Photograph by Jose Padua
Sometimes when
I’m walking
in the old neighborhood with
my wife, my daughter, my son
and we pass by
all the sharp corners
and tight spaces
where daytime drunks
still gather,
no longer hidden by
the ornament
of night,
I remember
those years that
went down
like whiskey
and the beauty
of the B-side of
a hit single,
played over and over
on the juke box
in my favorite dive bar
until everyone
gets really annoyed,
lays down their mugs
their tumblers
their heavy shot glassess—
those sacred, precise
instruments of drinking–
as the smoky air
begins to feel liquid.
So glad
I made it out
into the open air,
so grateful
for solid blue
sky.

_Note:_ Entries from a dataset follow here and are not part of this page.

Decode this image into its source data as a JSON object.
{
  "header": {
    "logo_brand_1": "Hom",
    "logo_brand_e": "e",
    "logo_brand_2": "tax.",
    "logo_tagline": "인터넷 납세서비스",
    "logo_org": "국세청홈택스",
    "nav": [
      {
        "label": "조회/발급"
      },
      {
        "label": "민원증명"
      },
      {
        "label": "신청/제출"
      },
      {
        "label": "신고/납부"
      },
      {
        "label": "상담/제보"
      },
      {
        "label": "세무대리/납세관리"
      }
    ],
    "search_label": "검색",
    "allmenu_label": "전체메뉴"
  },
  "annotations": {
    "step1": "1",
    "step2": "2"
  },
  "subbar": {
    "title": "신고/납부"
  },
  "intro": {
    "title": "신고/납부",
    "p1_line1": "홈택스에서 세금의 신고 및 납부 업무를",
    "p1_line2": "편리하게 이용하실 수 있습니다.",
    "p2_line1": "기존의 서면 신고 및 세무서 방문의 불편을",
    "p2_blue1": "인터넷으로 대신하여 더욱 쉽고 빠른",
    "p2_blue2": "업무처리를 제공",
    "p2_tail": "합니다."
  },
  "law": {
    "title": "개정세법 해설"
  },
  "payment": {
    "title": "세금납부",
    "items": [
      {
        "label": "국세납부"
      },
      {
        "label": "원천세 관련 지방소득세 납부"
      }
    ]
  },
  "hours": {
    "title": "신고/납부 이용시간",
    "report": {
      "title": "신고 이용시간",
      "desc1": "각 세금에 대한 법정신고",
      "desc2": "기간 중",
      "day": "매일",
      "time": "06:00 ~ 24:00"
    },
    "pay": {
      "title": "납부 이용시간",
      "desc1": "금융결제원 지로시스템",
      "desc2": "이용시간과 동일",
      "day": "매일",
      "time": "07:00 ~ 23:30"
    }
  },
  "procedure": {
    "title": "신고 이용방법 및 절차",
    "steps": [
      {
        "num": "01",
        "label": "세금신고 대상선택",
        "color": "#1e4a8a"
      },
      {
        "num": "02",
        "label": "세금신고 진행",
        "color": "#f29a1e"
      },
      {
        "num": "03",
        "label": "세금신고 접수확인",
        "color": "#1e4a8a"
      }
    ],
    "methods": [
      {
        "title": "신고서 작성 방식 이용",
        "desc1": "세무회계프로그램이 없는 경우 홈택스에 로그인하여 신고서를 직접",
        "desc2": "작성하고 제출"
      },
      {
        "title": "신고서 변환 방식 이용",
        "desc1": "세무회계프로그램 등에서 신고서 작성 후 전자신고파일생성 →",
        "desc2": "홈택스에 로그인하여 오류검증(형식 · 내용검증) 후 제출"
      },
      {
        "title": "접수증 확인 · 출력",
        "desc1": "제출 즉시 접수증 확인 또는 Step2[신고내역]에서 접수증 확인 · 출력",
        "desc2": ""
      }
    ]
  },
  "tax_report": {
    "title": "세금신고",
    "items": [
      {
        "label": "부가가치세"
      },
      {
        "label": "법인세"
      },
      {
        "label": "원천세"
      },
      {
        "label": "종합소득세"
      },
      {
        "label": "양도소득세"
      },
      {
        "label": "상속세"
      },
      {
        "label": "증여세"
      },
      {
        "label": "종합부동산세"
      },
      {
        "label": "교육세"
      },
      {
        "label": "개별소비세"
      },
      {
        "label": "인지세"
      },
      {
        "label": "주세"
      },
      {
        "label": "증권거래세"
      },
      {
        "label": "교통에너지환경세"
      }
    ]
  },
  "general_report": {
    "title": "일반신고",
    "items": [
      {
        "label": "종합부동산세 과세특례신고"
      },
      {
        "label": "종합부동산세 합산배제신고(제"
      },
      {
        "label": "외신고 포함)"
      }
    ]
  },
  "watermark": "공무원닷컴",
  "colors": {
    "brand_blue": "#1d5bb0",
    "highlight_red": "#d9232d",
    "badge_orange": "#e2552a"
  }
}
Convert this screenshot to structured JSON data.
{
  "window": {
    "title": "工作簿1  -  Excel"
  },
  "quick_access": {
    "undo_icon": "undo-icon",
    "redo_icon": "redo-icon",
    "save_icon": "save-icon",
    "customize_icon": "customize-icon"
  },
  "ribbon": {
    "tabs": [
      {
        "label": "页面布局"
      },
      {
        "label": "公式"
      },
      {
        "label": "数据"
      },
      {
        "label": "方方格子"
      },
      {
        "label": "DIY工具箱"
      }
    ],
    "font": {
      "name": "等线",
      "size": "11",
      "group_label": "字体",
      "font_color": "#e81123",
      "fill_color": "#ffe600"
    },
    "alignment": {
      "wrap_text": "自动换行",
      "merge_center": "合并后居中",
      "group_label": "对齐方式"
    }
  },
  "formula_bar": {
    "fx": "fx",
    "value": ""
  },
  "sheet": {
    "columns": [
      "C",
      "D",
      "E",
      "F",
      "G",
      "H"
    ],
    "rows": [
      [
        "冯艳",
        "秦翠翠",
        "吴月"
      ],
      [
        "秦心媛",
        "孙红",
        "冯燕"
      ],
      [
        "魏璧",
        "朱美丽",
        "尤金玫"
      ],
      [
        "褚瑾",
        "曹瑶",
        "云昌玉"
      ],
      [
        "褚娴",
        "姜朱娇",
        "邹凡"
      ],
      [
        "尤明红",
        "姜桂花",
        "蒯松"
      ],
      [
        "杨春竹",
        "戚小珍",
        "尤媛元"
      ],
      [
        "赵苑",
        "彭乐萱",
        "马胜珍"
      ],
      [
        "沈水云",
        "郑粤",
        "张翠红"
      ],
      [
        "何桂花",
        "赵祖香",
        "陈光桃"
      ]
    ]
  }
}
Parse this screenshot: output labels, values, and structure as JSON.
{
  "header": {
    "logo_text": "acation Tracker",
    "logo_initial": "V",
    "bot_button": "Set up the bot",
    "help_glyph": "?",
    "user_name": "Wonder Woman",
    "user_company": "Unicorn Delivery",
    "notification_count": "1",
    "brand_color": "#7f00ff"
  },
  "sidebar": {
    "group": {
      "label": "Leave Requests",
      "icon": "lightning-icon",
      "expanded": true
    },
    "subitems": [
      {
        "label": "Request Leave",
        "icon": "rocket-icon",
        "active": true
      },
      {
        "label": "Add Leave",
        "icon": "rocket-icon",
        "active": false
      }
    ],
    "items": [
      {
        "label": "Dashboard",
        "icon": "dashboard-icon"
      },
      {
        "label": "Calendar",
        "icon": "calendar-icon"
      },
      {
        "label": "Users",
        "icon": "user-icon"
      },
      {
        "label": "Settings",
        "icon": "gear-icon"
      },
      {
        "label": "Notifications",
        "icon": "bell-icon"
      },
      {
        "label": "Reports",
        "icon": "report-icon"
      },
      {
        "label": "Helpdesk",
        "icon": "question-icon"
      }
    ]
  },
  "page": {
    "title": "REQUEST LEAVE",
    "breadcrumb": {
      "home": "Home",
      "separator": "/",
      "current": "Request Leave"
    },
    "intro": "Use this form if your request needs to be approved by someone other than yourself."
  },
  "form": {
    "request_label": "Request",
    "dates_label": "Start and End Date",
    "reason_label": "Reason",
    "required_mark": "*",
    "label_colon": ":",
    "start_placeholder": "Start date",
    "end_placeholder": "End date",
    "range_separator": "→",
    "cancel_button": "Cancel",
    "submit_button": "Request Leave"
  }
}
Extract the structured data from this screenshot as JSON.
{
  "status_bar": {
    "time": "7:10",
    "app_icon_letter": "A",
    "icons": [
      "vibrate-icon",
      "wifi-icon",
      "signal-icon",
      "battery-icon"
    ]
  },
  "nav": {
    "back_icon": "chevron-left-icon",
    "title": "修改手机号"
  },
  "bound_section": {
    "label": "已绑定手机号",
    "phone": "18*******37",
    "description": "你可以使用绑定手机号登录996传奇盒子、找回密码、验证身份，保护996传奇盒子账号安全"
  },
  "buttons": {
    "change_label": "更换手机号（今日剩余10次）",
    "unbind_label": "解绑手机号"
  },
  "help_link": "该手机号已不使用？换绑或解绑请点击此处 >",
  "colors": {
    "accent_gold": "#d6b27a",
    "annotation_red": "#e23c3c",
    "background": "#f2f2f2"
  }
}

-Jose Padua

Photograph by Jose Padua

With the Morning Moon Shining Down Upon Me through These Thick Walls

Photograph by Jose Padua
This morning I pounded
a nail into the wall
using a book
by Franz Kafka.
The nail went in easily
but like a bad translation
of German into English
the sound of book
hitting nail
created a tone
somewhat different from
that of hammer hitting nail.
I sat down,
glanced at the calender
hanging halfway up
the dining room wall,
and decided it wasn’t
high enough
as I slowly drank my
morning coffee
and felt a considerable
but insignificant ache
in my bones.

-Jose Padua

Photograph by Jose Padua

Notes on the Crepuscular Effects of the Music of Thelonious Monk on the Noise of White Supremacy

Photgraph by Jose Padua
This afternoon waiting
for his big sister
to get out
from school
my six year old son
asks me to play
“Ruby, My Dear”
over and over again
and because it’s
the music of Thelonious Monk
I don’t hesitate or try
to persuade him
that it’s time to listen
to something else.
Sometimes it takes
the revelatory light
of an entire summer’s
day to sustain you.
Other times even
the little glimmers
of late autumn light
are more than
enough to take you
where you need
to go.

-Jose Padua

Photograph by Jose Padua